(WHAT YOU SHOULD DO)
Return the number of lines below with "email" in them, and nothing else.

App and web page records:

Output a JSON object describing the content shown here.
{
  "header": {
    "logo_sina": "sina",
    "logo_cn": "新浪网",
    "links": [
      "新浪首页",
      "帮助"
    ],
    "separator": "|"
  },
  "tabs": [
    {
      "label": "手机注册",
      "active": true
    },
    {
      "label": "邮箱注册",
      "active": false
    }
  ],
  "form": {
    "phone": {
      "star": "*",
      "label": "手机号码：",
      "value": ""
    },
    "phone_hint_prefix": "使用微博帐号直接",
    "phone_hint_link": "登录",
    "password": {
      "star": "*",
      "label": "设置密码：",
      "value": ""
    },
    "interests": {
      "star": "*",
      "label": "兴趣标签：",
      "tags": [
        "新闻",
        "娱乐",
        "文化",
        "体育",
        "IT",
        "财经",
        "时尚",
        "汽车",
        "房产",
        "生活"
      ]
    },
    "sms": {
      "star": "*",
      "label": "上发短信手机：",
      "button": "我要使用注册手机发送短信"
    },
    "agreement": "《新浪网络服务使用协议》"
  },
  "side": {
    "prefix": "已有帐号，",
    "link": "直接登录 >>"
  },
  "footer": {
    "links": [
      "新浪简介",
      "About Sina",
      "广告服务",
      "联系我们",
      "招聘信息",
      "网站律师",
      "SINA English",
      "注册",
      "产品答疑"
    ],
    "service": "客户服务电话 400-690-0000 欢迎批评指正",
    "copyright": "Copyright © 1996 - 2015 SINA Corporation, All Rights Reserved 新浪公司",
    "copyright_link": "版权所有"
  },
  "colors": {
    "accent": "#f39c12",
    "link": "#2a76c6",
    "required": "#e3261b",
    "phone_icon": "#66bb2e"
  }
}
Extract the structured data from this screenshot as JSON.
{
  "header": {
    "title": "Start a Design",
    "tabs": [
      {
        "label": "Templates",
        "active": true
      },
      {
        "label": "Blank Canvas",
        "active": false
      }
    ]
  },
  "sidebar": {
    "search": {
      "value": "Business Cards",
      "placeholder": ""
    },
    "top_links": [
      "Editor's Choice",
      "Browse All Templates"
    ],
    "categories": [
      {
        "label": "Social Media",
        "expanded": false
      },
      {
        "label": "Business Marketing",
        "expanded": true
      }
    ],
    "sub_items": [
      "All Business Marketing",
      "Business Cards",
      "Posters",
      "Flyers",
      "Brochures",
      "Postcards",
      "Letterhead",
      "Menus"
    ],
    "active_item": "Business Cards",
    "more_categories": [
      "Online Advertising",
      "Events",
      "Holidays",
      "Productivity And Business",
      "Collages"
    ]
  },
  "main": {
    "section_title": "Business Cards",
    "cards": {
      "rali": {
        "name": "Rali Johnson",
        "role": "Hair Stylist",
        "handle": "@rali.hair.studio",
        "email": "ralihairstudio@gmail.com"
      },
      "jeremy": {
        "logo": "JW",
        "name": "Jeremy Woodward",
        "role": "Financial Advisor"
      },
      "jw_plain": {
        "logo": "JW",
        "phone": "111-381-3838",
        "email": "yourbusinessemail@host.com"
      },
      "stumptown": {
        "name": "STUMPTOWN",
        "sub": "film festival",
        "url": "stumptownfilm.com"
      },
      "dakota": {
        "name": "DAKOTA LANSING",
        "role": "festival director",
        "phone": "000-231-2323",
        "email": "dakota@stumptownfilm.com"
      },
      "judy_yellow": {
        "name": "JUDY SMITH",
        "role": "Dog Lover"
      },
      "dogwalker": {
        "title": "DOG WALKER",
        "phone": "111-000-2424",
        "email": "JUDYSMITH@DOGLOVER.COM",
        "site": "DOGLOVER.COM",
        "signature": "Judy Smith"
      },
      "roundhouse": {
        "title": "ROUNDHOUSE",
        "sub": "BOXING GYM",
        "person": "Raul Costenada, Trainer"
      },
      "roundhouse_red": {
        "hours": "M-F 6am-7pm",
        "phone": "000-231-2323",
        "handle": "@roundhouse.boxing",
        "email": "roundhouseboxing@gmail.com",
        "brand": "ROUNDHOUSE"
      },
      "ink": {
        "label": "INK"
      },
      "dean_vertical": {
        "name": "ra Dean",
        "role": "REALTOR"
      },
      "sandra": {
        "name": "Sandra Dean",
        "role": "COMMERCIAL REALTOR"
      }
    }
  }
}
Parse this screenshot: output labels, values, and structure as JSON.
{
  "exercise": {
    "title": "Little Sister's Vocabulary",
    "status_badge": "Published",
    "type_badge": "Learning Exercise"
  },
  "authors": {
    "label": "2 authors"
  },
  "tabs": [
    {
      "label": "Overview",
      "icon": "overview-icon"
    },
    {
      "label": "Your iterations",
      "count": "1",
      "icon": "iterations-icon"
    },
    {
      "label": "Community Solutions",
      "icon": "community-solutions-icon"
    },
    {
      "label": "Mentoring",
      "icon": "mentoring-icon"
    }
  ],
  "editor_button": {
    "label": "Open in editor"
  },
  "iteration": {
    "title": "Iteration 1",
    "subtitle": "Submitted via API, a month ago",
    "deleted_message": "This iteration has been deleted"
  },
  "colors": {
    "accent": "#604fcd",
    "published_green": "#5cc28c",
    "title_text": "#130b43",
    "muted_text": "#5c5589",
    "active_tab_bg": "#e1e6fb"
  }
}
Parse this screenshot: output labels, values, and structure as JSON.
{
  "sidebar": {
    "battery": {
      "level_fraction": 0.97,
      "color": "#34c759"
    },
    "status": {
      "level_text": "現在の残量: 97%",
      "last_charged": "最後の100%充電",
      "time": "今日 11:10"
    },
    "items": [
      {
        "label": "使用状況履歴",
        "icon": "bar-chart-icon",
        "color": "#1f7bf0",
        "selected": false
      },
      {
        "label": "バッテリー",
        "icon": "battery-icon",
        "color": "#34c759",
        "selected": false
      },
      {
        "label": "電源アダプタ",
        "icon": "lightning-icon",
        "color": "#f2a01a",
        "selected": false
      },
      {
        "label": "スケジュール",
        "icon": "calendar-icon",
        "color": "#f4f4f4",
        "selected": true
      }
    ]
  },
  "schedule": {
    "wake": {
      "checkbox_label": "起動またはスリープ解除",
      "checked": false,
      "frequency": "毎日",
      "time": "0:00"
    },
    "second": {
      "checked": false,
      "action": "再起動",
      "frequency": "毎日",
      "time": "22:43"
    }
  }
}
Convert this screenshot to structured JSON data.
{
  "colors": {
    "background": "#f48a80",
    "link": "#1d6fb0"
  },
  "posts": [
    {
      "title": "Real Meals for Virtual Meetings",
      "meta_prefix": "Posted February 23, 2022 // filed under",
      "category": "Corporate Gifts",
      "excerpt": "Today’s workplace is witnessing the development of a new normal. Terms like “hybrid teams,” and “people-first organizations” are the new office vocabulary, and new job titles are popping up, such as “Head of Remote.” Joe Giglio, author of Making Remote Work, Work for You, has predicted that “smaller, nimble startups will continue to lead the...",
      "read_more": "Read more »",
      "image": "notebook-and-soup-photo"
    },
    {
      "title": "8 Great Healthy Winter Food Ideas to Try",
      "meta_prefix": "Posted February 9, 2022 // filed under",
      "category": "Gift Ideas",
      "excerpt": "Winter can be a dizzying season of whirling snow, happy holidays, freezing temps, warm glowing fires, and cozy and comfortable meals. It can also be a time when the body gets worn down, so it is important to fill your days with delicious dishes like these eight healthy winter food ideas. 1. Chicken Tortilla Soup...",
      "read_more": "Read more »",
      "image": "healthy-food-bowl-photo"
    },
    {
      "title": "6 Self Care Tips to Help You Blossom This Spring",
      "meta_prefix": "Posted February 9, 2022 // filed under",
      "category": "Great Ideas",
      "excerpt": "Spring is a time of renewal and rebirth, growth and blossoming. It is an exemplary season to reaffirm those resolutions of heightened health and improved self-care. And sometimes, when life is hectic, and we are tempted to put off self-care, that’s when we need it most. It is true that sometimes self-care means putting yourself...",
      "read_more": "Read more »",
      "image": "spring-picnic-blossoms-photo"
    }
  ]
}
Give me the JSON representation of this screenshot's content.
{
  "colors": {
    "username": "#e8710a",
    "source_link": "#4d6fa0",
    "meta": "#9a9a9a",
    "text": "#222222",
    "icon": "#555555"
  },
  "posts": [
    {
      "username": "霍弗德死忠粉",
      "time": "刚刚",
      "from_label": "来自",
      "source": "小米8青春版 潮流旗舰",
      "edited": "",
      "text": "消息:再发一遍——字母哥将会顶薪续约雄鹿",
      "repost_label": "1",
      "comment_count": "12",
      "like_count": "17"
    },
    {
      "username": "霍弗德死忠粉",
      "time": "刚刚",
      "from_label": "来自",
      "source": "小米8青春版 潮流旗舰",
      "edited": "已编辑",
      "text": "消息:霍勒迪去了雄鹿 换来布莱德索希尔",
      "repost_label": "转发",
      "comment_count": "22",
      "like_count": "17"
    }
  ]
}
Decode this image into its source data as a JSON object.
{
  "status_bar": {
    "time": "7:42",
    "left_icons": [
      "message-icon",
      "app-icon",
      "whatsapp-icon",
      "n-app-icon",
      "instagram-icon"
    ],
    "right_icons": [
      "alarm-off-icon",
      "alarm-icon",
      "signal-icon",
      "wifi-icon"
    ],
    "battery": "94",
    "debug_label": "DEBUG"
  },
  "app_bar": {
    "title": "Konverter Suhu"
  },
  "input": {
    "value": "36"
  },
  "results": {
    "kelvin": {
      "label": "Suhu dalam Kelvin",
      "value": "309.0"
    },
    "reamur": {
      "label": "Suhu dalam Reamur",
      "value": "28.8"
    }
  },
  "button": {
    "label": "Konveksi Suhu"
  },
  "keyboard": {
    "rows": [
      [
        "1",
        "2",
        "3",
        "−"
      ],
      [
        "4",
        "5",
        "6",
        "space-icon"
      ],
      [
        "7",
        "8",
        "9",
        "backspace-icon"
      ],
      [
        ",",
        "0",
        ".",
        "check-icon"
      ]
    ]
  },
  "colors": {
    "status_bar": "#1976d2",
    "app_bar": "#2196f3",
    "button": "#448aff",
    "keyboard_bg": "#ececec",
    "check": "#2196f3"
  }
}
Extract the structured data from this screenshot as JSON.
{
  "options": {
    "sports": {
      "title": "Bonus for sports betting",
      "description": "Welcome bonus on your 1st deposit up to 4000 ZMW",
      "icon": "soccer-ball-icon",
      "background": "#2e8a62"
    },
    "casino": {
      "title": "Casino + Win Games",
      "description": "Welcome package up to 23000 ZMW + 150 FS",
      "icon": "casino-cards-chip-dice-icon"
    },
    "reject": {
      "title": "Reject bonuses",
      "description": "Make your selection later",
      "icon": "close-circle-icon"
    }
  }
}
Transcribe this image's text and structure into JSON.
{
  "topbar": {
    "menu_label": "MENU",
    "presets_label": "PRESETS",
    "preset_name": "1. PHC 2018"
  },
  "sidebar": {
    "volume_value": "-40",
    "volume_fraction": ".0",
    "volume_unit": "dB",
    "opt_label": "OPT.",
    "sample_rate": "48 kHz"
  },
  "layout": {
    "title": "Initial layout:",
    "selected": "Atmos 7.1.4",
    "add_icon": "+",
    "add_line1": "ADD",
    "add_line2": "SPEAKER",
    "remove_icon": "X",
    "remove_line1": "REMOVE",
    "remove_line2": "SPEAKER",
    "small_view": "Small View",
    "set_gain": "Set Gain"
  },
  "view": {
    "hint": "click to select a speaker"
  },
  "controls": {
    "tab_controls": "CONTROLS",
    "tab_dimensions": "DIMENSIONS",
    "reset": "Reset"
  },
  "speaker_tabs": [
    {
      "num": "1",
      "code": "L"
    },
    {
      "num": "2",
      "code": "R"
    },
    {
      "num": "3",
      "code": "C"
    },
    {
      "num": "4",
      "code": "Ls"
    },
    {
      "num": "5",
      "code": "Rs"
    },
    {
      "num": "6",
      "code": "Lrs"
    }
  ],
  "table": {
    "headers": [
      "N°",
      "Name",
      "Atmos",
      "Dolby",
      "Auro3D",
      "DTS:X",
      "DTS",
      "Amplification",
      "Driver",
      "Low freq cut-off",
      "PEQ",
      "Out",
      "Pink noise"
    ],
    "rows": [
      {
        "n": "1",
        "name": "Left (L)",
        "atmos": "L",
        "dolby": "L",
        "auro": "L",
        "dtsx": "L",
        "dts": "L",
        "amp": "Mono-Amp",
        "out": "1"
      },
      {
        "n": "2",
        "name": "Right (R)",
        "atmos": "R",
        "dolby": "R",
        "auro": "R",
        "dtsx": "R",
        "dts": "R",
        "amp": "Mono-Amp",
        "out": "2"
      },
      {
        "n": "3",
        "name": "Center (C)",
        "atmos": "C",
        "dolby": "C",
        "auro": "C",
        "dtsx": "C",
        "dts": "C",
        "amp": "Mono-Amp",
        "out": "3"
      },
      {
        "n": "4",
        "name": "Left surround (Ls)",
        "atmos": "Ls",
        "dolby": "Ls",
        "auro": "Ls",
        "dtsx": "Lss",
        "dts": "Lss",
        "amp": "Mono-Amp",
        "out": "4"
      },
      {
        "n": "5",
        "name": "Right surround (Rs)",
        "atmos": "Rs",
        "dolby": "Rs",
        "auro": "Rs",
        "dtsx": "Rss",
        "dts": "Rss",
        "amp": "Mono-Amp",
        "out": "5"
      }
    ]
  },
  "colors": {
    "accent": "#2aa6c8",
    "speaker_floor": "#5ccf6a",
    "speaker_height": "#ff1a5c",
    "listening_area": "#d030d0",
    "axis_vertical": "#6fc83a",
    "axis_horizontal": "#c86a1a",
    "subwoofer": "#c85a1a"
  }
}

(ANSWER SPACE)
5